Mild isocapnic hypoxia enhances the bronchial response to methacholine in asthmatic subjects

Am Rev Respir Dis. 1988 Oct;138(4):789-93. doi: 10.1164/ajrccm/138.4.789.


We studied the effect of mild isocapnic hypoxia (FIO2 = 15.5%) on lung mechanics, heart rate, circulating plasma catecholamines, and bronchial responsiveness to methacholine in ten asthmatic adults. Hypoxia did not alter lung mechanics (i.e., dynamic pulmonary compliance [CLdyn], pulmonary resistance [RL]) nor did it increase plasma catecholamines, but it significantly increased bronchial responsiveness to aerosolized methacholine, as assessed by the fall in forced expiratory volume in one second (FEV1: 1.2 +/- 0.18 versus 0.9 +/- 0.14 L/s, p less than 0.05), the rise in RL (RL: 19.1 +/- 1.4 versus 8.4 +/- 1 cm H2O/L/s, p less than 0.05), and the steeper slope of the dose-response curve to methacholine. We concluded that the hypoxic characteristic of asthmatic attacks may aggravate airflow obstruction.

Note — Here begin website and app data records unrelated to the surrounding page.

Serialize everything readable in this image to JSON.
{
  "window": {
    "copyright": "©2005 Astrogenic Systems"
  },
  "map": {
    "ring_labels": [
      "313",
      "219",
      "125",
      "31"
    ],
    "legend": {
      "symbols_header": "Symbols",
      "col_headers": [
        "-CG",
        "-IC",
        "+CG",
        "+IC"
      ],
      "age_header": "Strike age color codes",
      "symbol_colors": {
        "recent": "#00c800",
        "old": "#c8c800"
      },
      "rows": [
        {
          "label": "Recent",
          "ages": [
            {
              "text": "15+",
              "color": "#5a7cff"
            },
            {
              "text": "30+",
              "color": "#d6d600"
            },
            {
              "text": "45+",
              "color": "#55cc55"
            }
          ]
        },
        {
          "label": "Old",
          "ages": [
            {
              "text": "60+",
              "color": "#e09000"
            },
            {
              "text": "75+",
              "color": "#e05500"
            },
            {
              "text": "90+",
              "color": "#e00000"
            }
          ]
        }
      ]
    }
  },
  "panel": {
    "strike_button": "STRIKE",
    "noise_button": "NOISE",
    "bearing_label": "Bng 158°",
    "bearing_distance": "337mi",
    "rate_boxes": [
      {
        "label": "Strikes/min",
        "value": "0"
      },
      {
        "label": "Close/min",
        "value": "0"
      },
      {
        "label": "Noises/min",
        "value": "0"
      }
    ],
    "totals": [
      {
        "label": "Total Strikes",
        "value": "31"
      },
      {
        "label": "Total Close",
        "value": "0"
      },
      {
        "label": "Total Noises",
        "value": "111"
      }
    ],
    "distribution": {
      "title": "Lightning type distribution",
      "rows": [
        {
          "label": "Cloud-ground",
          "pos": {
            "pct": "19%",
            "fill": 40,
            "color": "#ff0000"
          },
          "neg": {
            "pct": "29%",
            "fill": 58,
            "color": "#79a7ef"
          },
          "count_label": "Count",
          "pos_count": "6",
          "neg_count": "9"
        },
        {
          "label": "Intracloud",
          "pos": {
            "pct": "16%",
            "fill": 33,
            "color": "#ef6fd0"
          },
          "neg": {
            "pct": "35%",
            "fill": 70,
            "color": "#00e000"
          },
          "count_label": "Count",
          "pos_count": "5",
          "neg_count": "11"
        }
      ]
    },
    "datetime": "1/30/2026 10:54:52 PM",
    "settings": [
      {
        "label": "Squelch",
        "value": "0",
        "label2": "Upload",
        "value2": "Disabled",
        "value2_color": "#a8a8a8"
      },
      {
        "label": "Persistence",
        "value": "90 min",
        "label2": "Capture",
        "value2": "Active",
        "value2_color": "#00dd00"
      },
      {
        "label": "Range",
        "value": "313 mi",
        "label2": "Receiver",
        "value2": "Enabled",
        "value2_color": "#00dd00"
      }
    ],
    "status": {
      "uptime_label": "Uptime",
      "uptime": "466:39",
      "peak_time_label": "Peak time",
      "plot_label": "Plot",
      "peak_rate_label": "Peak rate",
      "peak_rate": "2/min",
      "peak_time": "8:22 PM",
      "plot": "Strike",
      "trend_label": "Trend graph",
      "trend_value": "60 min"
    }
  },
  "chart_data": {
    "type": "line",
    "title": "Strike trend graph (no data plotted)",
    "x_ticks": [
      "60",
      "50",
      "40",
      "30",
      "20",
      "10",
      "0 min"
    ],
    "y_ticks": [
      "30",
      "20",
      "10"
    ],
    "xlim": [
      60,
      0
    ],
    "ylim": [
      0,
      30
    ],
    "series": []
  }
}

Publication types

  • Research Support, Non-U.S. Gov't

MeSH terms

  • Adult
  • Asthma / physiopathology*
  • Bronchi / drug effects*
  • Dose-Response Relationship, Drug
  • Female
  • Forced Expiratory Volume
  • Humans
  • Hypoxia / physiopathology*
  • Lung / physiopathology
  • Lung Compliance
  • Male
  • Methacholine Chloride
  • Methacholine Compounds / pharmacology*


  • Methacholine Compounds
  • Methacholine Chloride